__Task__
The lines to copy are those in the listing below that contain the word "elit".

Available data Start Marker

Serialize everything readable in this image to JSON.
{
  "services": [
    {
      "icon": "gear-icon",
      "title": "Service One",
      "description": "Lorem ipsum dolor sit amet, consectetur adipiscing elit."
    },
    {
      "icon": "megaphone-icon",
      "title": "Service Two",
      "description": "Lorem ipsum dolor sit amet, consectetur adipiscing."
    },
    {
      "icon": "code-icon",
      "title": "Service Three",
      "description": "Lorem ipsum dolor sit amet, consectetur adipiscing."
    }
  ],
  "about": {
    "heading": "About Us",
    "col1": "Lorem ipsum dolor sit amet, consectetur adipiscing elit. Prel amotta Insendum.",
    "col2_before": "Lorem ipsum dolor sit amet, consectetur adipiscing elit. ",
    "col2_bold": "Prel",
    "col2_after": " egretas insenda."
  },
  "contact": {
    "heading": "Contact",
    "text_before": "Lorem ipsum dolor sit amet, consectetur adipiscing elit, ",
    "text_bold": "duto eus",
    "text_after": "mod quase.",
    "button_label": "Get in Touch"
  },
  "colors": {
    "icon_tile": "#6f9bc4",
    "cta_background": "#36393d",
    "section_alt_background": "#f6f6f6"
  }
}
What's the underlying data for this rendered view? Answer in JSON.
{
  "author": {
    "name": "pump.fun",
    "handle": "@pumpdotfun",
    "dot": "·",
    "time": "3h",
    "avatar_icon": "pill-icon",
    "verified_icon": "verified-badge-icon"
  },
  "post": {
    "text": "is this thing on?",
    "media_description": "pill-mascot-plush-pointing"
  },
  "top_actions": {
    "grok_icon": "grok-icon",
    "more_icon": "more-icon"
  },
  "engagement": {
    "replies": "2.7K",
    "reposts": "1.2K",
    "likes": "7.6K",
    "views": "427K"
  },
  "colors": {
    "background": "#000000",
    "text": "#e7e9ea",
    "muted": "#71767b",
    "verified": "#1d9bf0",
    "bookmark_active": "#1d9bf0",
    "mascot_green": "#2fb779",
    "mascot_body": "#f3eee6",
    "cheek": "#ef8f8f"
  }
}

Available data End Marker

__Response__
      "description": "Lorem ipsum dolor sit amet, consectetur adipiscing elit."
    "col1": "Lorem ipsum dolor sit amet, consectetur adipiscing elit. Prel amotta Insendum.",
    "col2_before": "Lorem ipsum dolor sit amet, consectetur adipiscing elit. ",
    "text_before": "Lorem ipsum dolor sit amet, consectetur adipiscing elit, ",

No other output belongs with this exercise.